■ Aim of the task:
Look through the listing below, and wherever a line has the string "Legacy", copy it.

■ Exercise materials:
++++
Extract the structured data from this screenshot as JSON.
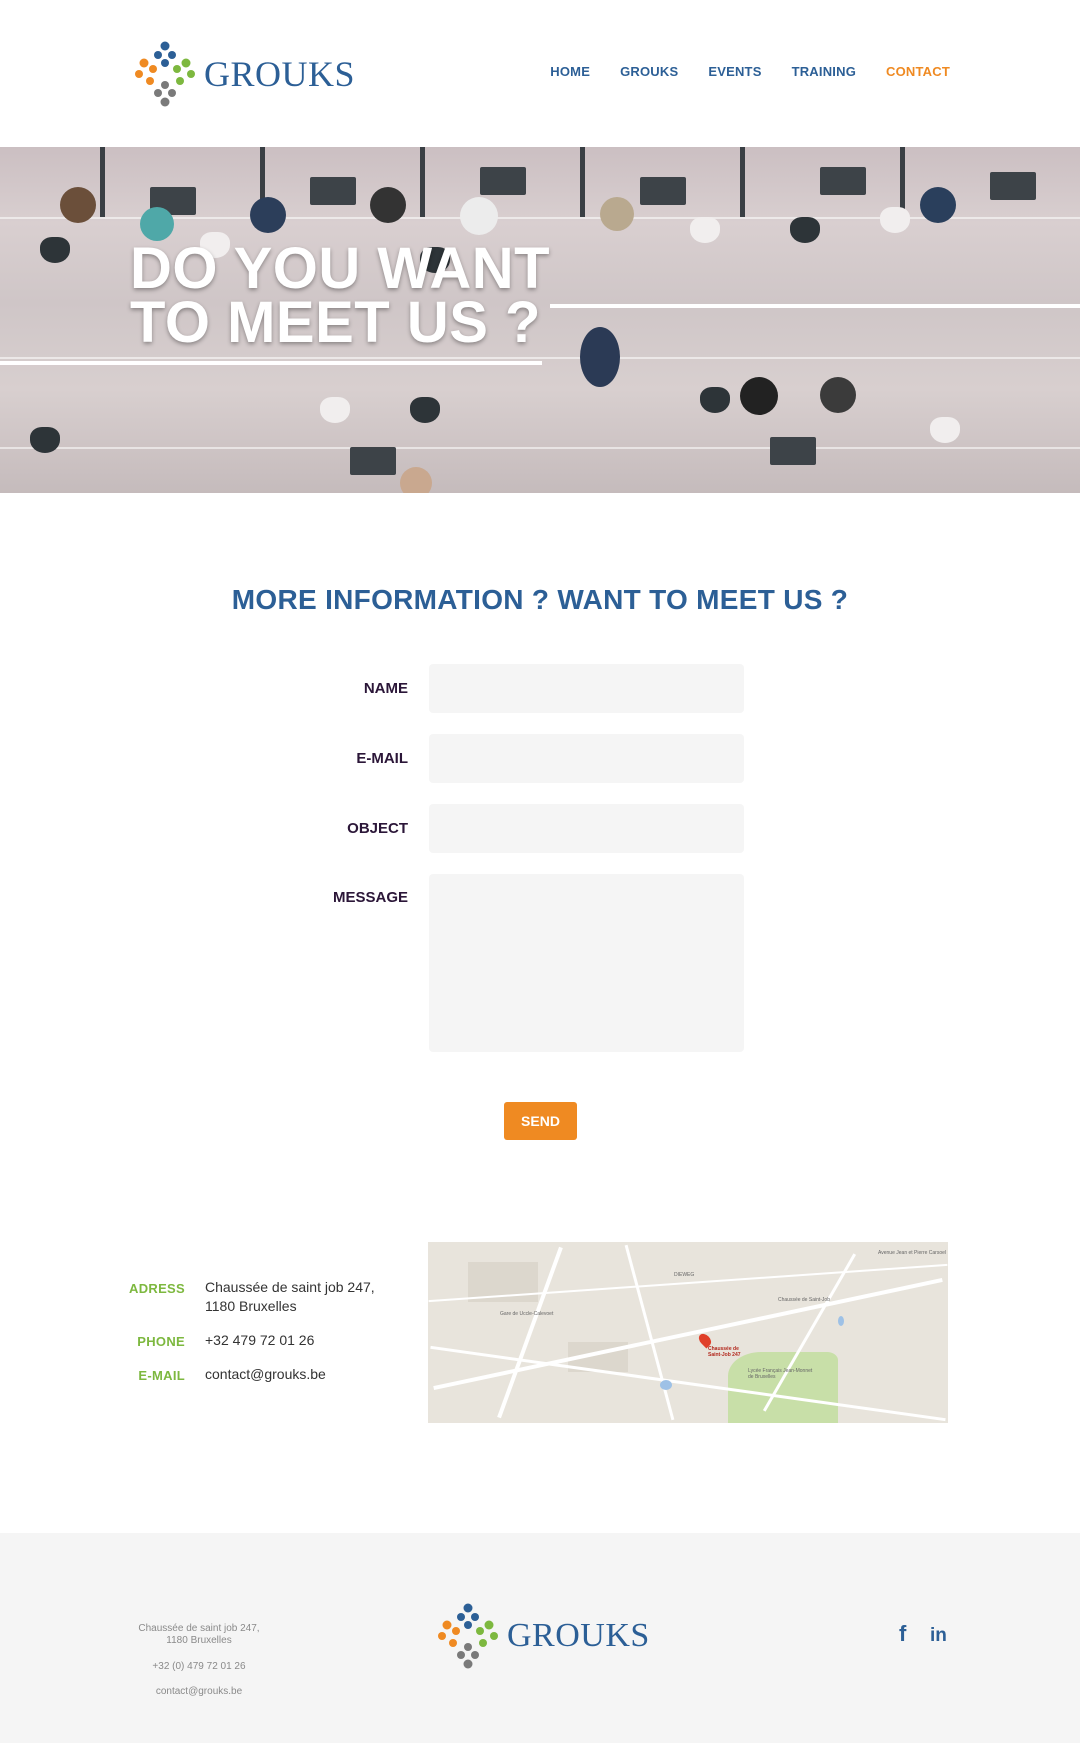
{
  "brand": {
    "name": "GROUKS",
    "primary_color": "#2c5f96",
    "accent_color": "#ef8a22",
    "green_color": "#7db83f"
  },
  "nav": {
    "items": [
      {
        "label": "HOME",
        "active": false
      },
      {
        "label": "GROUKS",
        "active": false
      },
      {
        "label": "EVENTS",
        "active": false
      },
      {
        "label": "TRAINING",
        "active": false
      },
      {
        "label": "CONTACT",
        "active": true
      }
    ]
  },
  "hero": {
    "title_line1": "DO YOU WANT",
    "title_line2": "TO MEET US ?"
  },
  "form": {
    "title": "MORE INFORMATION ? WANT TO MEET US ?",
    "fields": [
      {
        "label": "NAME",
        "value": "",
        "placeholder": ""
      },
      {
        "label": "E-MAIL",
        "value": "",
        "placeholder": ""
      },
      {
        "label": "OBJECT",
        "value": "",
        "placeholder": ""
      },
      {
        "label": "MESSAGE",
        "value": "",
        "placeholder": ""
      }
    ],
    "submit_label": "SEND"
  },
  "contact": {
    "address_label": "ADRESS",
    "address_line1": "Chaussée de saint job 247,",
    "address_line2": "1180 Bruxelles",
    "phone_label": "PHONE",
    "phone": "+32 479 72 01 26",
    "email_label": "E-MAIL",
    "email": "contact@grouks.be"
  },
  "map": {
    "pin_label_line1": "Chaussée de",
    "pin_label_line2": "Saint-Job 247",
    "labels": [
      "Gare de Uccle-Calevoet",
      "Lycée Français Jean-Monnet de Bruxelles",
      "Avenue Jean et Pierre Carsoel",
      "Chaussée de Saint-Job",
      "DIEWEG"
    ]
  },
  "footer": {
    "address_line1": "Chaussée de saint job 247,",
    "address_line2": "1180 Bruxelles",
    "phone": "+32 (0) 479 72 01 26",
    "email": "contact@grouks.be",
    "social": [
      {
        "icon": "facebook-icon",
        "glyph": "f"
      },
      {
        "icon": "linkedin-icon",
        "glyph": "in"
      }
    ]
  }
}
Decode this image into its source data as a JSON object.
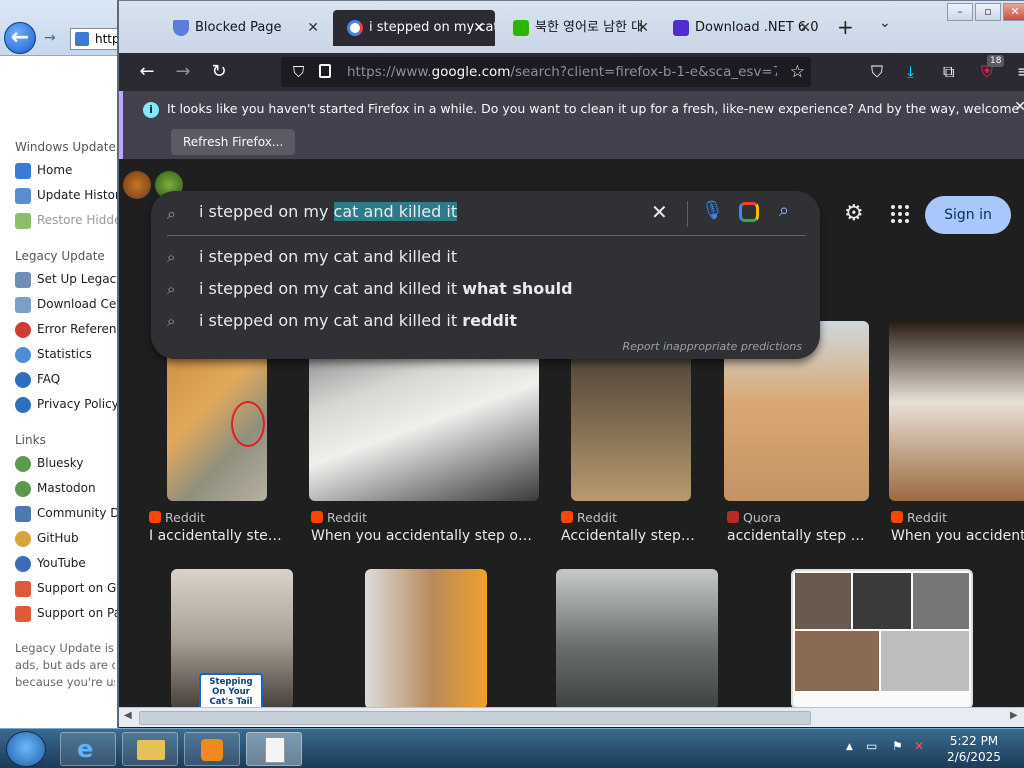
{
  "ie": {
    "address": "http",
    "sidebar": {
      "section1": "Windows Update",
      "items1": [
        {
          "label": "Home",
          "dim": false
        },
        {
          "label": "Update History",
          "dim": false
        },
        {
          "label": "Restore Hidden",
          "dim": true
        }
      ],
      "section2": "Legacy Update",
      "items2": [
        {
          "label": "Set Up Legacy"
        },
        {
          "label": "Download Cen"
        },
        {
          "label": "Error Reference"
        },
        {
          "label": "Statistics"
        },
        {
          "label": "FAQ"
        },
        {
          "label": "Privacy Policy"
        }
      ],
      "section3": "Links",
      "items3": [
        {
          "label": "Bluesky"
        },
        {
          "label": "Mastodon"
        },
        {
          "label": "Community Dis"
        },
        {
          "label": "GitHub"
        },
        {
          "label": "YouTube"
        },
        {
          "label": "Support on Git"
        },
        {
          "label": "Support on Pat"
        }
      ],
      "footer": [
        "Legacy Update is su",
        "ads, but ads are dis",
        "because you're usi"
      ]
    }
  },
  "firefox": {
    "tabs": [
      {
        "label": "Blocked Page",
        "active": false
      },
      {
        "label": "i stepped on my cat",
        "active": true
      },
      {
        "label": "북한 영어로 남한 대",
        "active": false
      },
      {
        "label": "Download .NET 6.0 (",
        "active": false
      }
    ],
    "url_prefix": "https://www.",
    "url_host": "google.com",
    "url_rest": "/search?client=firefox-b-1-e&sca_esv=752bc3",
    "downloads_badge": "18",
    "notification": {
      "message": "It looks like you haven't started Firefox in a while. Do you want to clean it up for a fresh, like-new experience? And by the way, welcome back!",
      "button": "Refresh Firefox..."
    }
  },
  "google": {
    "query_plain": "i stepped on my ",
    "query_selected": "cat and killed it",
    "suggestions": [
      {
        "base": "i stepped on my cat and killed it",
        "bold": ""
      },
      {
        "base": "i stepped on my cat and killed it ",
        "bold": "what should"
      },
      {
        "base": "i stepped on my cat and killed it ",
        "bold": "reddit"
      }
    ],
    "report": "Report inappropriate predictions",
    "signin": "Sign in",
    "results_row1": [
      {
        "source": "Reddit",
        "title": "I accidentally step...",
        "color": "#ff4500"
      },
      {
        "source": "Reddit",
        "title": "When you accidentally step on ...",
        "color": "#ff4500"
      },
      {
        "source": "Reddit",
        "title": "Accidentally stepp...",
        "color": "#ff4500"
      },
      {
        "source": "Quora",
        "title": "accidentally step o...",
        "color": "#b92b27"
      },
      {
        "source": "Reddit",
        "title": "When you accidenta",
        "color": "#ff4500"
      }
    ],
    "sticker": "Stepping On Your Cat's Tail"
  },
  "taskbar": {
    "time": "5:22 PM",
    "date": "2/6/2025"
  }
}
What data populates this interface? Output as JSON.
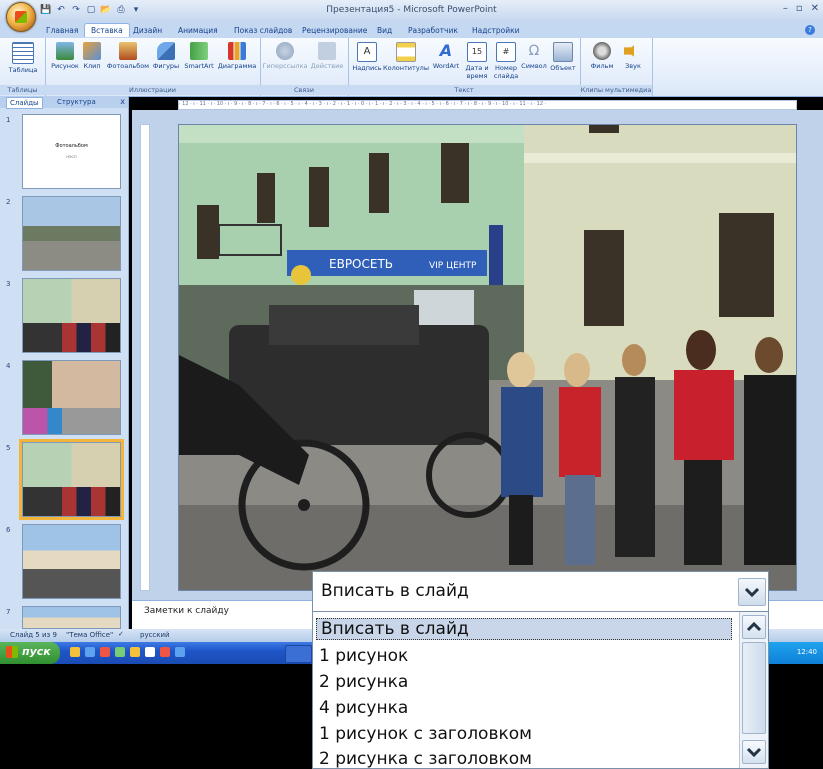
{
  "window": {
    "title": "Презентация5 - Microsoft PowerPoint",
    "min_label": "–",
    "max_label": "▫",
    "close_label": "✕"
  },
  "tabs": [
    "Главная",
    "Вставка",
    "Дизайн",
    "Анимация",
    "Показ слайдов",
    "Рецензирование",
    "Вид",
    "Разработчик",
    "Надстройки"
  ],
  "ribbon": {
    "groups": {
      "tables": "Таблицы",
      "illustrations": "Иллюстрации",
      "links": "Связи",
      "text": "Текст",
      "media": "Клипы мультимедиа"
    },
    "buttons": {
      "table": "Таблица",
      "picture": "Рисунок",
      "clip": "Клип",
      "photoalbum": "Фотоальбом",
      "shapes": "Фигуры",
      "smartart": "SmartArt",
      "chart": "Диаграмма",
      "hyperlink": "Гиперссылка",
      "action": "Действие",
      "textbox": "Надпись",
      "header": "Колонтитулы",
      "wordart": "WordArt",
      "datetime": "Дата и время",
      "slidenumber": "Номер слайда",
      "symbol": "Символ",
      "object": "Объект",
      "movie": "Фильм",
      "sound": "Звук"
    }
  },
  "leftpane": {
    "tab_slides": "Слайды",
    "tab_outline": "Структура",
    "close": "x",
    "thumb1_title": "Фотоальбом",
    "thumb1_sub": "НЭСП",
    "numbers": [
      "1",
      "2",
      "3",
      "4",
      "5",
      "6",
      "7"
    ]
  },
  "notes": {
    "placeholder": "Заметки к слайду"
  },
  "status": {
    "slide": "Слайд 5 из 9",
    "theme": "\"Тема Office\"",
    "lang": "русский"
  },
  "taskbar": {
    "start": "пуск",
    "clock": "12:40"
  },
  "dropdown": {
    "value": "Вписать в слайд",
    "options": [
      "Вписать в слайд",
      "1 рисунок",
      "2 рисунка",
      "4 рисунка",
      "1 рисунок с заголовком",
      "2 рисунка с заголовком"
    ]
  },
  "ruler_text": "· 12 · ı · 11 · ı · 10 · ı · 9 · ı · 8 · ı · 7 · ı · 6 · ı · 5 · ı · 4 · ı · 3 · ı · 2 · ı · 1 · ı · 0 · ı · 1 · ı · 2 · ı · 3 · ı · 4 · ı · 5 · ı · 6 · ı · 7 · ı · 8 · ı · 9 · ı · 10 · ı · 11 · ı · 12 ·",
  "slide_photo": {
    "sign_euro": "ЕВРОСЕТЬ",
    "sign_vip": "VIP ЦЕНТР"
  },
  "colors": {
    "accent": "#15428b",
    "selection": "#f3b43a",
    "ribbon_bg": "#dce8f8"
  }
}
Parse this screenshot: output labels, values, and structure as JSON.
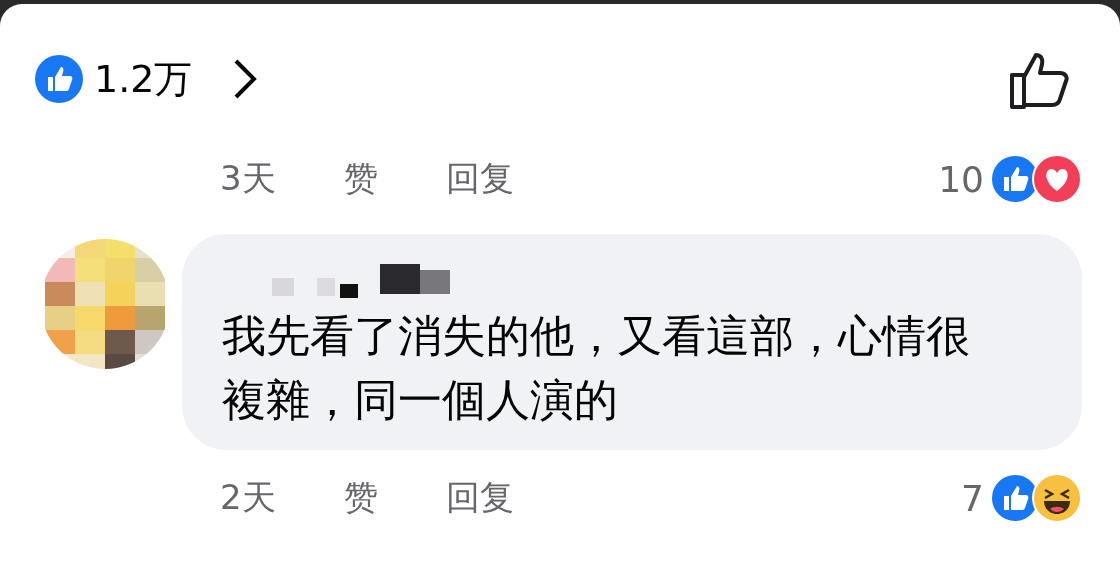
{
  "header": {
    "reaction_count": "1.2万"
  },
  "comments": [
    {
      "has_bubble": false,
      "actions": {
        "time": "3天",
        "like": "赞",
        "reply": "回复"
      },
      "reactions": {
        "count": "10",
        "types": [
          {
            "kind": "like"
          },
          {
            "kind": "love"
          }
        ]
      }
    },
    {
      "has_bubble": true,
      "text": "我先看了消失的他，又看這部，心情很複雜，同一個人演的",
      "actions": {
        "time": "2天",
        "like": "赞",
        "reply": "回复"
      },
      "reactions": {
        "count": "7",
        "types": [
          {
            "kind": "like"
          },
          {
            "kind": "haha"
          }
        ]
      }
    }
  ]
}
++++
■ Solution for this problem:
      "section2": "Legacy Update",
          "label": "Set Up Legacy"
        "Legacy Update is su",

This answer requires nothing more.